Architects: Williams Boag architects Pty Ltd
Location: Melbourne, Australia
Project team: Andrew Croxon, Jeff Gabriel, Dion Keech, Tim Lang, Timothy Moore, Peter Williams
Project area: 5,580 sqm
Project year: 2007
Photographs: Tony Miller
The new Centre for Theology and Ministry and Dalton McCaughy Library (CTM/DML) for the Uniting Church in Australia in partnership with the Society of Jesus comprises a teaching facility, professorial and administrative offices, a small chapel and an important theological library. The new building is located on the eastern side of the Ormond College grounds in Parkville, immediately behind the Wyselaskie Hall, Maclean House.

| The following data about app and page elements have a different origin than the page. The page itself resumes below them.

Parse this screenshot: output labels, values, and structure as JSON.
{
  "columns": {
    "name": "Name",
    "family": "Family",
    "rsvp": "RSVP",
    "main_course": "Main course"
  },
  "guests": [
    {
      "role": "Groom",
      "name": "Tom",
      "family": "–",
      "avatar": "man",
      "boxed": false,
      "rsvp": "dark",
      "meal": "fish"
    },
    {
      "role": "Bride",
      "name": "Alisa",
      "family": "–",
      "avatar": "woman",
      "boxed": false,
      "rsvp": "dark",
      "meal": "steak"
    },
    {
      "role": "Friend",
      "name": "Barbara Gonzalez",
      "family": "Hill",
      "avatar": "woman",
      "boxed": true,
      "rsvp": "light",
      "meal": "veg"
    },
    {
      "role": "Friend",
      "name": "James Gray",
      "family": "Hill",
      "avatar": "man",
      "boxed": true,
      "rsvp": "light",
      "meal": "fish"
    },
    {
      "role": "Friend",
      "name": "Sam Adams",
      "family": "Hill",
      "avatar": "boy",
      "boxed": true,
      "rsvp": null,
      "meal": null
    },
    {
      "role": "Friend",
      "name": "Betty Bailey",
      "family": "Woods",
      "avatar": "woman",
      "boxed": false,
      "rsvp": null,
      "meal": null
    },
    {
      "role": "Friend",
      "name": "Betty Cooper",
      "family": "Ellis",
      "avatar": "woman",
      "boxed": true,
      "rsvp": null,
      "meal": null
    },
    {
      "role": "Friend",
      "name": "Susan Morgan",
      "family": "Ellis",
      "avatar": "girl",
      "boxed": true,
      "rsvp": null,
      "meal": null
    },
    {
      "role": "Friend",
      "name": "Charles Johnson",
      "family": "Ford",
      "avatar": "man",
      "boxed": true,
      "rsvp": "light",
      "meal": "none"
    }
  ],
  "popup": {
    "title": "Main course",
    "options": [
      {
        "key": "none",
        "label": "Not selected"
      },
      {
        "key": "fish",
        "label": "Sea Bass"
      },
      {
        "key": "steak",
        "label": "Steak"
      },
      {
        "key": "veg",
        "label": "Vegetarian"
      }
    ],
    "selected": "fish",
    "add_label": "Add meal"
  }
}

The design of the new structure has has been carefully considered in relation to its heritage and urban context. In particular, the design preserves the historical nature and clarity of both Wyselaskie Hall and Maclean House immediately to the west while establishing in its own right an addition of significance to the complex of structures on the Ormond Grounds. Both the 1960s aesthetic (Romberg’s octagonal McFarland Library and Romberg and Boyd’s McCaughey Court) and the 1890s heritage context (Reed and Barnes and Reed, Henderson and Smart ) were influential in the siting, design and the detailing of this contemporary project crafted predominantly from concrete, copper, steel and glass.
The retention of a row of significant elm trees along Morrison Close resulted in a lineal planning arrangement with a narrow ‘frontage’ to College Crescent to the north and a strong presence to Morrison Close. A second entry with generous lobby is located along Morrison Close at the ‘step’ between the library and CTM teaching wings, further enlivened by the presence of a café. The new building comprises interlocking wings of two and three stories (plus a basement in the library).

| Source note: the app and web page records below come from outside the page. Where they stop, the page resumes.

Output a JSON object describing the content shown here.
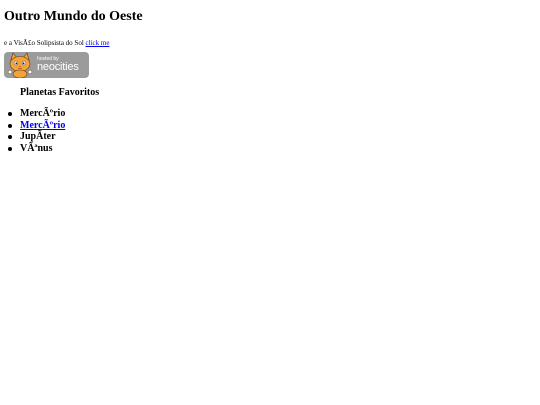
{
  "page": {
    "title": "Outro Mundo do Oeste",
    "subtitle": "e a VisÃ£o Solipsista do Sol",
    "subtitle_link": "click me"
  },
  "badge": {
    "hosted_by": "hosted by",
    "brand": "neocities",
    "mascot_icon": "neocities-cat-icon"
  },
  "favorites": {
    "heading": "Planetas Favoritos",
    "items": [
      {
        "label": "MercÃºrio",
        "link": false
      },
      {
        "label": "MercÃºrio",
        "link": true
      },
      {
        "label": "JupÃter",
        "link": false
      },
      {
        "label": "VÃªnus",
        "link": false
      }
    ]
  },
  "colors": {
    "link": "#0000ee",
    "badge_bg": "#9b9b9b",
    "badge_text": "#ffffff"
  }
}
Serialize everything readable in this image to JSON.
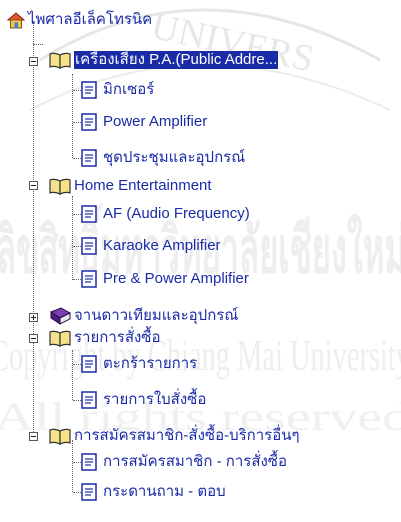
{
  "watermark": {
    "text1": "UNIVERS",
    "text2": "ลิขสิทธิ์มหาวิทยาลัยเชียงใหม่",
    "text3": "Copyright by Chiang Mai University",
    "text4": "All rights reserved"
  },
  "tree": {
    "root": "ไพศาลอีเล็คโทรนิค",
    "groups": [
      {
        "label": "เครื่องเสียง P.A.(Public Addre...",
        "expanded": true,
        "children": [
          "มิกเซอร์",
          "Power Amplifier",
          "ชุดประชุมและอุปกรณ์"
        ]
      },
      {
        "label": "Home Entertainment",
        "expanded": true,
        "children": [
          "AF (Audio Frequency)",
          "Karaoke Amplifier",
          "Pre & Power Amplifier"
        ]
      },
      {
        "label": "จานดาวเทียมและอุปกรณ์",
        "expanded": false,
        "children": []
      },
      {
        "label": "รายการสั่งซื้อ",
        "expanded": true,
        "children": [
          "ตะกร้ารายการ",
          "รายการใบสั่งซื้อ"
        ]
      },
      {
        "label": "การสมัครสมาชิก-สั่งซื้อ-บริการอื่นๆ",
        "expanded": true,
        "children": [
          "การสมัครสมาชิก - การสั่งซื้อ",
          "กระดานถาม - ตอบ"
        ]
      }
    ]
  },
  "colors": {
    "text": "#1a2ba8",
    "highlight": "#1a2ba8",
    "watermark": "#e7e7e7"
  }
}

Wyselaskie Hall has been integrated with the CTM via conversion of the two former residences previously housed within into additional student and tutorial spaces on the Ground Floor and administrative offices and meeting rooms on the First Floor. Intervention within the historic fabric has been minimized and the connections between old and new carefully considered. The Hall itself, once containing archival material belonging to the DML has been converted into a multi-purpose space opening off the new internal gallery and the material moved into the new library.
With little scope for utilizing passive solar design principles, mixed mode air-conditioning has been used throughout enabling ‘ventilation mode only’ during optimum periods. Tempered supply and return air is provided to the basement plant room via large plenum spaces around the basement subterranean earth batters. Double glazing and solar control glass has been used on the exposed eastern and western sides of the Library to minimize heat loads and protect the collection. The teaching areas and offices are provided with openable windows that are programmed to shut down the air-conditioning to prevent energy wastage. Motion detectors are provided to efficient lighting fixtures and storm water is collected and recycled for use in toilets and gardens.